MAMP is a program that helps you run a server on your MAC. “But, I already can run a server on my MAC!”, you exclaim. True, but there are some really nice organizational features about MAMP (even the FREE version) that makes it worth checking into. That is another post. For now, I’m going to tell you a simple way to get IE as viewed from Parallels to “see” your local web site(s) you may be developing. This makes trouble shooting, especially where CSS is concerned, much faster and easier. Hey, I’m all for anything that makes dealing with IE easier.

For this post, I assume you have decided to install MAMP and have successfully done so (It’s easy, by the way) and you have also decided to use Parallels and have it installed.

Take a Look at your MAMP console. Do you see where it says “Preferences” ?

Press the preferences button on the MAMP console.
Press the preferences button on the MAMP console.

After clicking on the “preferences” button, you will then click on the “ports” button. It should look like this.

Notice the port number of MAMP
Notice the port number of MAMP

Notice what the port number is where it says “Apache Port”. You will use this in you URL in IE. The port number is almost always going to be 8888 unless you have changed it for some reason.

OK, now go to you MAC’s “System Preferences”. Not to insult your intelligence, but, in case your a newbie or just a bit flustered at the moment, you get there by clicking on the little apple in the far upper left corner of your screen. The resulting pane should look like this.

Notice your local IP address
Notice your local IP address

Do you see the IP Adress in the middle of this pane?

After opening Internet Explorer in Parallels, type the following address.

address to type in Internet Explorer
address to type in Internet Explorer

Did you notice that it is a combination of your local IP and the MAMP port separated by a colon? If everything else is working as it should, then this will show you your local site from within the “Sites” folder just under your “Home” on your MAC.

In another post coming soon, I will tell you how to set up multiple sites with the free version of MAMP. Its easy and makes for a much smoother transition between projects.

I hope this post was helpful and easy to understand. Feel free to let me know your thoughts. I’m grateful for any friendly criticism or “how to” contributions.

Frontend · Usability · User Iterface Design · Web Design

Learn To Guide Web User’s with Precedence

In web design, it is important to guide the user’s eye. Without a sense of “flow” a feeling of frustration takes over creating a negative experience. The art of subtly, and sometimes not so subtly, guiding the viewer’s attention is referred to as Precedence.

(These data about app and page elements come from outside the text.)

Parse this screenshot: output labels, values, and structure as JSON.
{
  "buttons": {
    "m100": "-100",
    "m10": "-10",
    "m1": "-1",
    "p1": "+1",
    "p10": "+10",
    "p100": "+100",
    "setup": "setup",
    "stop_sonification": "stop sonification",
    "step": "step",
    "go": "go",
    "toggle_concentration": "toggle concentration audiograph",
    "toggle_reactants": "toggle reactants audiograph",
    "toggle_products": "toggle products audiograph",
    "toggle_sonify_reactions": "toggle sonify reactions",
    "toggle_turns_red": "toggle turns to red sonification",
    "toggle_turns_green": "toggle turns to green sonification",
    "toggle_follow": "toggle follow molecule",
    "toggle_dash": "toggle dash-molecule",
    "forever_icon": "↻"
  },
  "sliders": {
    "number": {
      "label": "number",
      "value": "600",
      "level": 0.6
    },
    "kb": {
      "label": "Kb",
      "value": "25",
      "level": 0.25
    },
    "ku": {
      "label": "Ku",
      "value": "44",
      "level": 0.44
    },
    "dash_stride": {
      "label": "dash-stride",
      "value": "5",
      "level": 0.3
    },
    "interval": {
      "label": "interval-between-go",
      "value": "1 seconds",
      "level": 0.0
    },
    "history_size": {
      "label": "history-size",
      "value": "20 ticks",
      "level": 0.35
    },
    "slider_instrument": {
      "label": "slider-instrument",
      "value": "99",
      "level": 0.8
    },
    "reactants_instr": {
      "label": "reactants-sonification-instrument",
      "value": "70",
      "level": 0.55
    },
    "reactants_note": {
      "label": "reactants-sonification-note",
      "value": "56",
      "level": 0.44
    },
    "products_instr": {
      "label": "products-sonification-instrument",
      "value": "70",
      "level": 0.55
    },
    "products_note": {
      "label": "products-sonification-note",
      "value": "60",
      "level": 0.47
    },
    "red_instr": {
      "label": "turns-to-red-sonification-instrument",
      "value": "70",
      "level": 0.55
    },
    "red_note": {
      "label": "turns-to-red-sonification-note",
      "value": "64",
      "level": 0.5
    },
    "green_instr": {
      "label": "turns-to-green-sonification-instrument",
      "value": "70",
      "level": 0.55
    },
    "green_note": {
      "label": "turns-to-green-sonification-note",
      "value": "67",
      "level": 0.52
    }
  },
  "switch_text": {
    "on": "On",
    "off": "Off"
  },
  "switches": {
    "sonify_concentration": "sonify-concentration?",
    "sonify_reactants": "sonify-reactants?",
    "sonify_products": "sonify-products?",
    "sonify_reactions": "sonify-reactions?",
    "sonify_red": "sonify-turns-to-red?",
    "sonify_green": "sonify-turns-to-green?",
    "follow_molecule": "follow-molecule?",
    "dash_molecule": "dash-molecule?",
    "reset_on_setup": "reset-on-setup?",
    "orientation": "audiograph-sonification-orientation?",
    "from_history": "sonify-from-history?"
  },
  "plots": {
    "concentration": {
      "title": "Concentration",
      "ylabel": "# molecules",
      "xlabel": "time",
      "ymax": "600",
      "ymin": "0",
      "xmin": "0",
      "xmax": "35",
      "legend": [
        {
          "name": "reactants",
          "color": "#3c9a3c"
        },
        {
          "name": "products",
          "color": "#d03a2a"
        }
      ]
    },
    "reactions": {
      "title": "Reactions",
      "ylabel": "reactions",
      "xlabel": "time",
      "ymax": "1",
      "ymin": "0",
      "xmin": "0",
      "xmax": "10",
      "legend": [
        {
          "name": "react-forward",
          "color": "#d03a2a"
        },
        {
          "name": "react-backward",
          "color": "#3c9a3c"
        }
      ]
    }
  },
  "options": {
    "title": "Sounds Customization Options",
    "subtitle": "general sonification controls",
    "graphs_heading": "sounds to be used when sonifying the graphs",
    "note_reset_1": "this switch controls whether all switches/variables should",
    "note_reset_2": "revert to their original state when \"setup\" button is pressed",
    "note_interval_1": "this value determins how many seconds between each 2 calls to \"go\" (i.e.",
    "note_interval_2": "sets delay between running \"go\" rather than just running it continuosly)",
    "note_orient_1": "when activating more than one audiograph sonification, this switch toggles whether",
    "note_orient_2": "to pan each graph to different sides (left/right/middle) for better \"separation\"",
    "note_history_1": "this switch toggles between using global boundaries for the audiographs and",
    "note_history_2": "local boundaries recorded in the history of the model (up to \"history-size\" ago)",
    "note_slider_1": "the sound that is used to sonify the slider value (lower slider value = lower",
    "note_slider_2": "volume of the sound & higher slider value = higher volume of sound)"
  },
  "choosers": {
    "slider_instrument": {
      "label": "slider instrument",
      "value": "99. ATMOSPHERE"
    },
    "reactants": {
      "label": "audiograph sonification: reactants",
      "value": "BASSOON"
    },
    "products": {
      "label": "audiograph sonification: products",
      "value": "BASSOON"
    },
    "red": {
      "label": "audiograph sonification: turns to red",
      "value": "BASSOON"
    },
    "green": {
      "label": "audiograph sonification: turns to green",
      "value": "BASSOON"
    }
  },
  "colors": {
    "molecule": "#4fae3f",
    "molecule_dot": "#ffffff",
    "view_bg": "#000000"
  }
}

Since web pages are, for the most part, about the users getting information, how the information is presented is of great importance. There are several ways to do this, namely,

Frontend · Usability · User Iterface Design · Web Design

What is Web 2.0 ?

Web 2.0 is a blend of new technologies that provide a much more rich and robust user experience. There are 3 main Components to Web 2.0 as described by Andy Gutmans, Co-Founder of ZEND.

RIA (Rich Internet Application) Andy Gutmans says RIA is “…how we bring the experience from the desktop into the browser.” What this means is this. You may have noticed

Usability

Usability -Not Fine Art on the Highway

I have spent 19 years as a fine artist exhibiting my paintings in galleries from California to North Carolina. It should come as no surprise that fine artists do not think like the public. I do have an analytical mind however, so it was by hard pressed analysis that I have come to agree with the following.

The Internet, if nowhere else has established beyond any doubt, that usability (ease of use) along with utility (a site’s practical value) are what determine a web designs success over its aesthetic appeal. Imagine if the road signs along your way to an unknown place where works of fine art with beautifully painted details and higher notions of several individual artist’s ideals.